Don’t miss Cuenca’s Cathedral, the fifth largest in Latin America, an enormous structure in which a local artist integrated so many of the local influences into the stained glass he created.
Outside of Cuenca in the Gualaceo Valley you’ll get a taste of local life as you drive along the highway. I passed may indigenous people in colorful clothes and wearing the customary fedoras, and roadside stands where large pigs on spits were being carved for motorists that stopped by for a bite to eat.
In one old farmhouse we visited the family had developed a good side business demonstrating local weaving techniques to travelers. Not far beyond there was an orchid farm with the entire complex contained in a series of small greenhouses where nearly half of the 30,000 species of orchids in the world were being grown.
La Mitad del Mundo
La Mitad del Mundo (the Middle of the World), is a nearly 100-foot tall Equatorial monument north of Quito that encompasses a small museum about the ethnic cultures of Ecuador. It’s only mildly interesting and the place tour companies shuttle you off to so you can stand right on the line “painted on the equator” for that memorable photo.
But it isn’t really on the equator at all – the real equator is about 250 yards away. It was never intended to be a sham but due to a mistake made by a French expedition in 1736 that marked the wrong spot. Incredibly, the mistake wasn’t realized until relatively recently after the Global Positioning System (GPS) was invented.
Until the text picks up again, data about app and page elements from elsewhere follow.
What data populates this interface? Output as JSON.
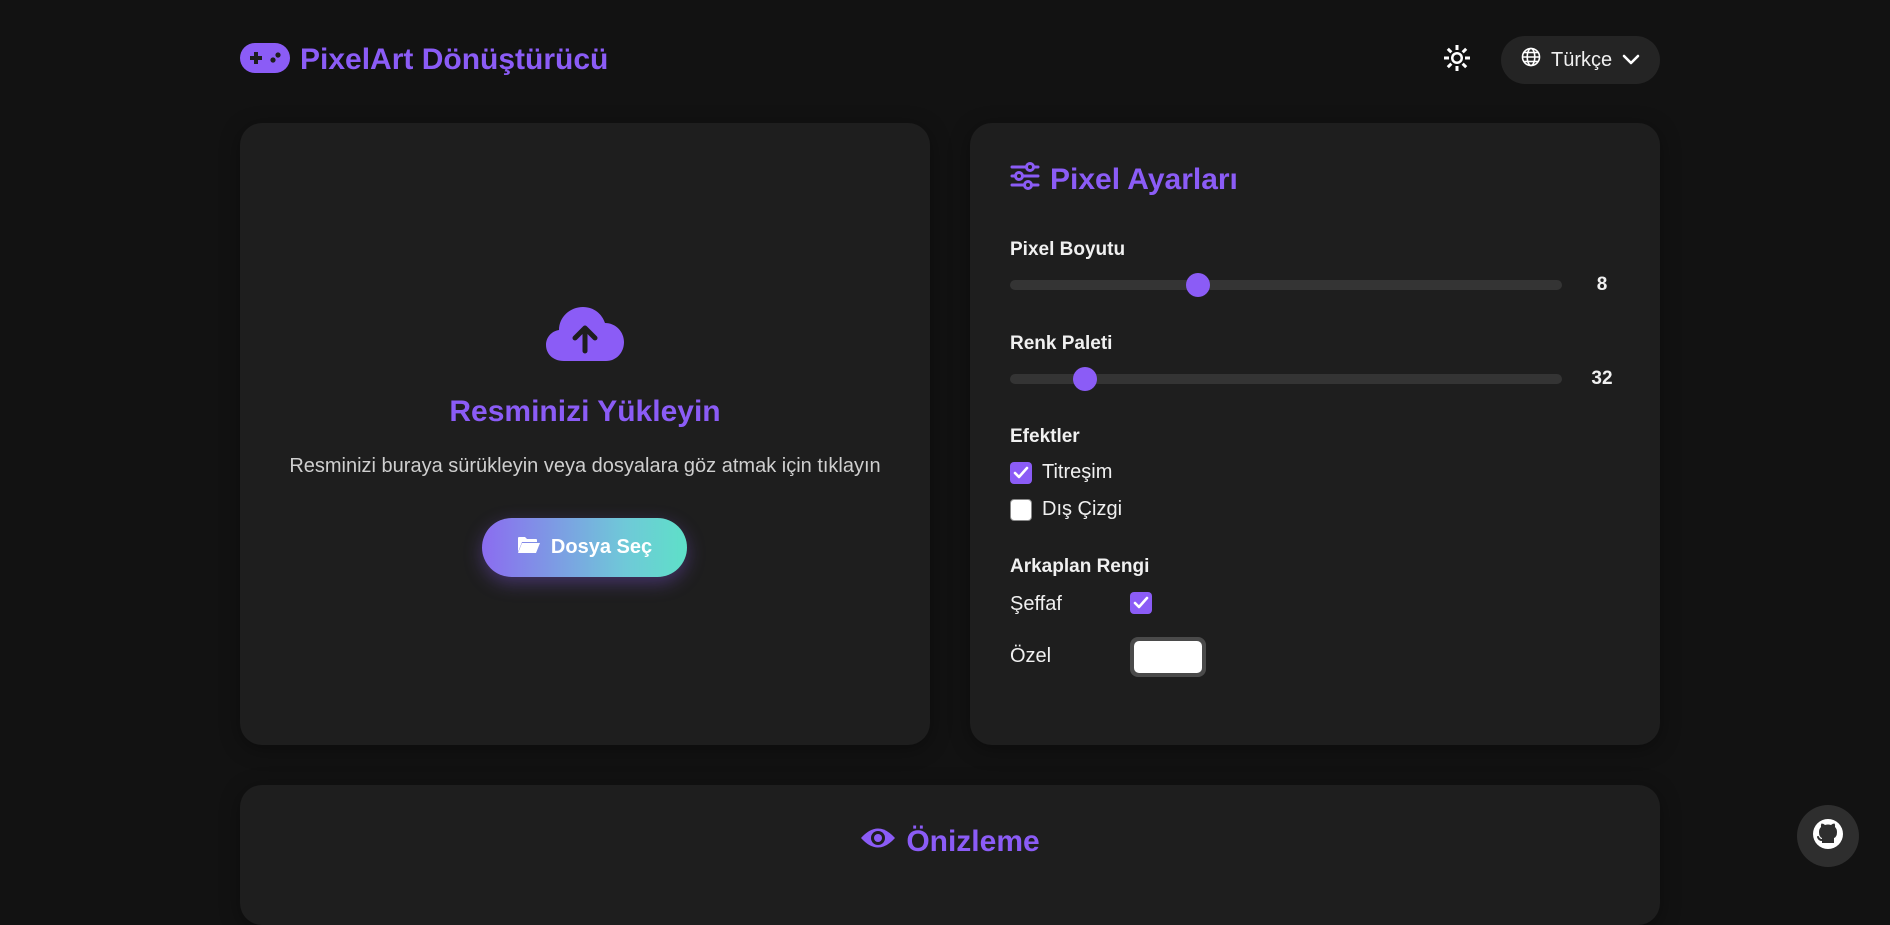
{
  "header": {
    "brand_title": "PixelArt Dönüştürücü",
    "brand_icon": "gamepad-icon",
    "theme_icon": "sun-icon",
    "language": "Türkçe",
    "language_icon": "globe-icon",
    "dropdown_icon": "chevron-down-icon"
  },
  "upload": {
    "icon": "cloud-upload-icon",
    "title": "Resminizi Yükleyin",
    "description": "Resminizi buraya sürükleyin veya dosyalara göz atmak için tıklayın",
    "button_label": "Dosya Seç",
    "button_icon": "folder-open-icon"
  },
  "settings": {
    "title": "Pixel Ayarları",
    "title_icon": "sliders-icon",
    "pixel_size": {
      "label": "Pixel Boyutu",
      "value": "8",
      "fraction": 0.34
    },
    "palette": {
      "label": "Renk Paleti",
      "value": "32",
      "fraction": 0.135
    },
    "effects": {
      "label": "Efektler",
      "items": [
        {
          "label": "Titreşim",
          "checked": true
        },
        {
          "label": "Dış Çizgi",
          "checked": false
        }
      ]
    },
    "background": {
      "label": "Arkaplan Rengi",
      "transparent_label": "Şeffaf",
      "transparent_checked": true,
      "custom_label": "Özel",
      "custom_color": "#ffffff"
    }
  },
  "preview": {
    "title": "Önizleme",
    "icon": "eye-icon"
  },
  "github": {
    "icon": "github-icon"
  },
  "colors": {
    "accent": "#8b5cf6",
    "background": "#121212",
    "card": "#1e1e1e"
  }
}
Unfortunately, since the Ecuadorian government had already built La Mitad del Mundo the tour companies continue to bring you there instead of to the “real equator” where some entrepreneurs have opened their own lively exhibit.
The Galapagos Islands
First made famous by Darwin on his historic voyage in 1835, the Galapagos is a mini-Jurassic Park of sorts, plopped in the Pacific 600 or so miles off the coast of Ecuador, about a 2½-hour flight from the mainland.
It’s a place where you find species unlike any other in the world including marine iguanas that look like little dragons (the only sea lizards in the world), birds with blue or red feet, albatrosses with seven-foot wingspans and gigantic 100+-year-old tortoises weighing more than 500 pounds. The best thing about a visit to the Galapagos is that there you can get quite close to the animals and birds since they have no fear of humans.
To protect the islands the Ecuadorian government has placed strict controls on what you can do on them, including limiting where any tour company can go on a specific day. It all works well since you no longer have four ships dumping hundreds of people onto the same strip of beach, and you don’t come across other tour groups as you hike through the interior.
El Oriente is a huge area of the country – about 25% of its landmass – that extends from the Andes to the border of Peru. It’s also called Las Amazonas since it’s rivers carry the mountain snowmelt to the Amazon.
It’s a naturalist’s dream since 57% of all Ecuadorian mammals live in the area; you’ll also find 500 species of tropical birds and 15,000 species of tropical plants.
As in the Galapagos, an eco-tourism industry has also blossomed here, with several jungle lodges now catering to international travelers.
One of the wonderful things about visiting Ecuador is the opportunity to visit the indigenous Indian markets. Depending on the market you can find local Indians selling a wide variety of goods ranging from animals and produce to woven goods and handicrafts.
The market at Otavalo, about two hours north of Quito on the Pan-American Highway, is the most well know of the markets but also the most touristy. The Sunday market at Gualaceo, about 40 minutes outside of Cuenca, is a bit more authentic. Other markets include Cotacachi (famous for its leather works), about a half hour north of Otavalo, and Saquisalí, two hours south of Quito.
South of Gualaceo is the town of Chordeleg, famous for its silver jewelry. You’ll find it sold in many shops in the center of town.
If you go:
Ministerio de Turismo del Ecuador
Tet: +593 2 2507 559